■ TASK
Each entry is to be retyped exactly as it appears, and each image is to be dropped.

Web page and app entries:
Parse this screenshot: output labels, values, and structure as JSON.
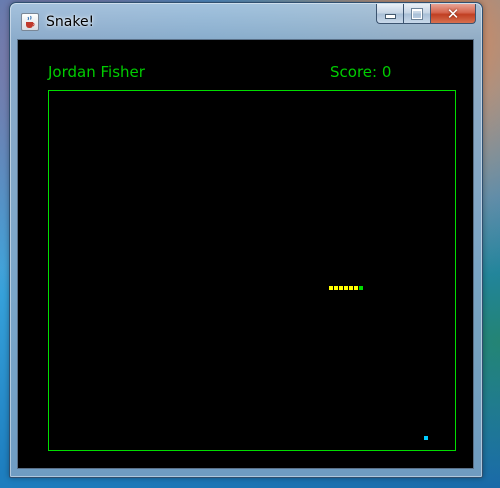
{
  "window": {
    "title": "Snake!",
    "app_icon": "java-cup-icon",
    "buttons": {
      "minimize": "minimize-icon",
      "maximize": "maximize-icon",
      "close": "close-icon",
      "close_glyph": "✕"
    }
  },
  "hud": {
    "player_name": "Jordan Fisher",
    "score_label": "Score: 0"
  },
  "game": {
    "colors": {
      "background": "#000000",
      "board_border": "#00dd00",
      "hud_text": "#00cc00",
      "snake_body": "#ffff00",
      "snake_head": "#00dd00",
      "food": "#00ccff"
    },
    "snake": {
      "length": 7,
      "head_cell": [
        62,
        39
      ],
      "direction": "right",
      "body_cells": [
        [
          56,
          39
        ],
        [
          57,
          39
        ],
        [
          58,
          39
        ],
        [
          59,
          39
        ],
        [
          60,
          39
        ],
        [
          61,
          39
        ]
      ]
    },
    "food_cell": [
      75,
      69
    ]
  }
}
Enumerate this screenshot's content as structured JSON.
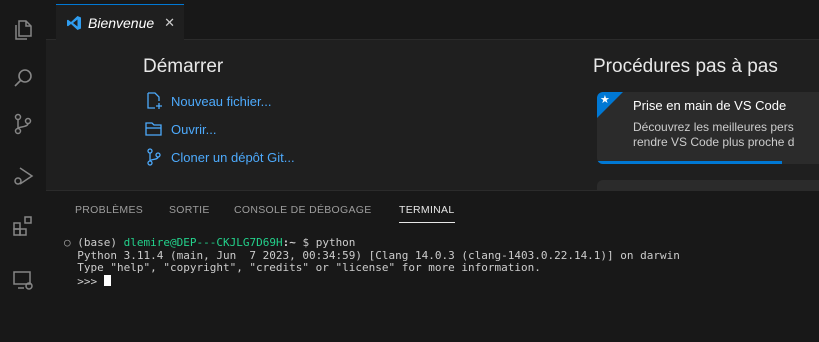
{
  "tab": {
    "label": "Bienvenue",
    "close": "✕"
  },
  "welcome": {
    "start_title": "Démarrer",
    "start_items": [
      {
        "label": "Nouveau fichier...",
        "icon": "new-file-icon"
      },
      {
        "label": "Ouvrir...",
        "icon": "folder-open-icon"
      },
      {
        "label": "Cloner un dépôt Git...",
        "icon": "source-control-icon"
      }
    ],
    "walkthrough_title": "Procédures pas à pas",
    "card": {
      "title": "Prise en main de VS Code",
      "desc_line1": "Découvrez les meilleures pers",
      "desc_line2": "rendre VS Code plus proche d",
      "progress": 0.77
    }
  },
  "panel": {
    "tabs": [
      "PROBLÈMES",
      "SORTIE",
      "CONSOLE DE DÉBOGAGE",
      "TERMINAL"
    ],
    "active_tab": "TERMINAL"
  },
  "terminal": {
    "env": "(base)",
    "user_host": "dlemire@DEP---CKJLG7D69H",
    "path": ":~",
    "prompt_cmd": " $ python",
    "line2": "Python 3.11.4 (main, Jun  7 2023, 00:34:59) [Clang 14.0.3 (clang-1403.0.22.14.1)] on darwin",
    "line3": "Type \"help\", \"copyright\", \"credits\" or \"license\" for more information.",
    "repl_prompt": ">>> "
  },
  "colors": {
    "accent": "#0078d4",
    "link": "#4daafc",
    "terminal_user": "#23d18b"
  }
}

■ OUTPUT FOR THIS TASK
Parse this screenshot: output labels, values, and structure as JSON.
{
  "window": {
    "title": "Snake!",
    "app_icon": "java-cup-icon",
    "buttons": {
      "minimize": "minimize-icon",
      "maximize": "maximize-icon",
      "close": "close-icon",
      "close_glyph": "✕"
    }
  },
  "hud": {
    "player_name": "Jordan Fisher",
    "score_label": "Score: 0"
  },
  "game": {
    "colors": {
      "background": "#000000",
      "board_border": "#00dd00",
      "hud_text": "#00cc00",
      "snake_body": "#ffff00",
      "snake_head": "#00dd00",
      "food": "#00ccff"
    },
    "snake": {
      "length": 7,
      "head_cell": [
        62,
        39
      ],
      "direction": "right",
      "body_cells": [
        [
          56,
          39
        ],
        [
          57,
          39
        ],
        [
          58,
          39
        ],
        [
          59,
          39
        ],
        [
          60,
          39
        ],
        [
          61,
          39
        ]
      ]
    },
    "food_cell": [
      75,
      69
    ]
  }
}
Enumerate this screenshot's content as structured JSON.
{
  "tab": {
    "label": "Bienvenue",
    "close": "✕"
  },
  "welcome": {
    "start_title": "Démarrer",
    "start_items": [
      {
        "label": "Nouveau fichier...",
        "icon": "new-file-icon"
      },
      {
        "label": "Ouvrir...",
        "icon": "folder-open-icon"
      },
      {
        "label": "Cloner un dépôt Git...",
        "icon": "source-control-icon"
      }
    ],
    "walkthrough_title": "Procédures pas à pas",
    "card": {
      "title": "Prise en main de VS Code",
      "desc_line1": "Découvrez les meilleures pers",
      "desc_line2": "rendre VS Code plus proche d",
      "progress": 0.77
    }
  },
  "panel": {
    "tabs": [
      "PROBLÈMES",
      "SORTIE",
      "CONSOLE DE DÉBOGAGE",
      "TERMINAL"
    ],
    "active_tab": "TERMINAL"
  },
  "terminal": {
    "env": "(base)",
    "user_host": "dlemire@DEP---CKJLG7D69H",
    "path": ":~",
    "prompt_cmd": " $ python",
    "line2": "Python 3.11.4 (main, Jun  7 2023, 00:34:59) [Clang 14.0.3 (clang-1403.0.22.14.1)] on darwin",
    "line3": "Type \"help\", \"copyright\", \"credits\" or \"license\" for more information.",
    "repl_prompt": ">>> "
  },
  "colors": {
    "accent": "#0078d4",
    "link": "#4daafc",
    "terminal_user": "#23d18b"
  }
}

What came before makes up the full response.